The clinical potential of adult stem cells has also been demonstrated in the treatment of other human diseases that include diabetes and advanced kidney cancer. [NIH]
Adult stem cells (non-embryonic) are stem cells harvested from the human body of an adult or child; they are not harvested by destroying a human embryo, as happens in embryonic stem cell research.
Adult stem cells, placental cells, and umbilical cord stem cells are non-embryonic stem cells.
Presently, these non-embryonic stem cells have provided successful human treatments for over 70 human diseases/conditions. Visit www.stemcellresearch.org for updates.
Research/Disease Actual FY 2003 Actl FY 2004 Actl FY 2005 EstFY 2006 EstFY 2007
(Dollars in millions
Stem Cell Research (SCR) 517 553 609 609 608
SCR — Human Embryonic 20 24 40 38 39
SCR – Non-Human Embryonic 113 89 97 97 96
SCR – Human Non-Embryonic 191 203 199 200 200
SCR – Non- Human, Non-Embryonic 192 236 273 274 273

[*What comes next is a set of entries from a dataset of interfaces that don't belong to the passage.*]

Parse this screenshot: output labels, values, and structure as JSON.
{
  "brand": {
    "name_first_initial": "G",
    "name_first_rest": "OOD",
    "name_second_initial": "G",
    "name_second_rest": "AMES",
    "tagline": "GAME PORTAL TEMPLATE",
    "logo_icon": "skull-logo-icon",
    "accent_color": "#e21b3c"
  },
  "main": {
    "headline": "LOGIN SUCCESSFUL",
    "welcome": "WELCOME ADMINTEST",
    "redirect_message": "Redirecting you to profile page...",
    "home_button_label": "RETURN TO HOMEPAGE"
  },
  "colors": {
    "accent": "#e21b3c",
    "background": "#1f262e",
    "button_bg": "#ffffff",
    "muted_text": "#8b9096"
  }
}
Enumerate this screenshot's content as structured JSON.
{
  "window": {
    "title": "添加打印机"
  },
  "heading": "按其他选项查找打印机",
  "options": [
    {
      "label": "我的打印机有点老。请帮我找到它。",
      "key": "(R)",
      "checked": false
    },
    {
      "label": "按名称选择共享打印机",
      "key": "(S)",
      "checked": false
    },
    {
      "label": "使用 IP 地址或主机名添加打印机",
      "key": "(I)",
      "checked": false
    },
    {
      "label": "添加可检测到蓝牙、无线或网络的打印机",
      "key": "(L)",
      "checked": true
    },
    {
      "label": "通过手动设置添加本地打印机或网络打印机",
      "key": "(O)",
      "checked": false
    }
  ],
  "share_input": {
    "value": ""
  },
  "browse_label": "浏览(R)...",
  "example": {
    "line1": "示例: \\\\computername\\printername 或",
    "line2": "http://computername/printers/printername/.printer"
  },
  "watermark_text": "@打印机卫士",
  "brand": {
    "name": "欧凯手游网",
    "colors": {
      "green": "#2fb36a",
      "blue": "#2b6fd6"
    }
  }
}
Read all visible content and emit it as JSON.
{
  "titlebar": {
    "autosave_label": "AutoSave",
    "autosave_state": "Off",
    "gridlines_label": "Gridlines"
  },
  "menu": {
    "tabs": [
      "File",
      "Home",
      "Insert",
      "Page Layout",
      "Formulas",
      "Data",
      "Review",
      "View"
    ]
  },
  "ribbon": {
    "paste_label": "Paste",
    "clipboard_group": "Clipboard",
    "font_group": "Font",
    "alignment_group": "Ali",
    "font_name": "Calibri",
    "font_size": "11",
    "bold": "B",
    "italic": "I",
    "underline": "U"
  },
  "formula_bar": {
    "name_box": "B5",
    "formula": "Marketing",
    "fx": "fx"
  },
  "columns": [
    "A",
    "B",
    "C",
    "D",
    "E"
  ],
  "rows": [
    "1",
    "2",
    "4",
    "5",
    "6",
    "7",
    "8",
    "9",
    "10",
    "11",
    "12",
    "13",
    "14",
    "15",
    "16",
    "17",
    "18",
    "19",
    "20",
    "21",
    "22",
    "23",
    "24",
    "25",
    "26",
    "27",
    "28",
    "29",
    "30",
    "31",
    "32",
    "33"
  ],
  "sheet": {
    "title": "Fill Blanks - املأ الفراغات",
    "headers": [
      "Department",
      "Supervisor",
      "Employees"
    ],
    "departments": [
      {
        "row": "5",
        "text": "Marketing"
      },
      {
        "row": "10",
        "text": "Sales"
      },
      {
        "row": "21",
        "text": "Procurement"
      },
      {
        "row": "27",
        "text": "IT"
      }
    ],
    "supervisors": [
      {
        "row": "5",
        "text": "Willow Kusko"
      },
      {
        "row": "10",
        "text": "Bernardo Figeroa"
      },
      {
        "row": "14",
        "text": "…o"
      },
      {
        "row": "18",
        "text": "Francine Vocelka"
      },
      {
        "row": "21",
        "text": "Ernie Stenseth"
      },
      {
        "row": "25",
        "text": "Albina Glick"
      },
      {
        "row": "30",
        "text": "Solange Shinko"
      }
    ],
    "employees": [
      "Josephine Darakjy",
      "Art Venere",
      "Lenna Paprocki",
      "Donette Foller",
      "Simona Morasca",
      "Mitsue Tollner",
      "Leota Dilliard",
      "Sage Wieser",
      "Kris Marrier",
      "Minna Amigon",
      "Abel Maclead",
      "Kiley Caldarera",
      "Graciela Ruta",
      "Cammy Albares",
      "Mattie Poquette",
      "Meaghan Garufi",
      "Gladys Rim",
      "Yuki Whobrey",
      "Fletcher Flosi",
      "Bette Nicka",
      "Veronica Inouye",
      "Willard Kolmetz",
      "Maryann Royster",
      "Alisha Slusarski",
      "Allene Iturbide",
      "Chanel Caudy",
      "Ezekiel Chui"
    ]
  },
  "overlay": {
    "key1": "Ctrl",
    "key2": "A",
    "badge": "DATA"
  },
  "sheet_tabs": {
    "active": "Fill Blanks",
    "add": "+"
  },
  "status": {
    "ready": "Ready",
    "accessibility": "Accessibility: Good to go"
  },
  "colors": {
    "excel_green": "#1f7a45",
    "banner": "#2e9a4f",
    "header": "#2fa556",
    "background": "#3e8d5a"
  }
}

[http://www.nih.gov/news/fundingresearchareas.htm, “Estimates of Funding for Various Diseases, Conditions, Research Areas (Table updated March 10, 2006)”; This table displays funding levels for various diseases, conditions, and research areas, based on actual grants, contracts, research conducted at NIH, and other mechanisms of support in FY 2003 through FY 2005. The FY 2006 and FY 2007 figures are estimates, and are based on the FY 2005 levels, and the FY2006 enacted level, and the FY 2007 Budget. Important Notes: The current year (FY 2006) and budget year (FY 2007) dollar amounts provided represents NIH best estimate on what will be funded for the categories. The figures provided are not allocated or set aside for these categories. The table is not additive. Funding included in one area may also be included in other areas. For example, Clinical Research includes Clinical Trials.]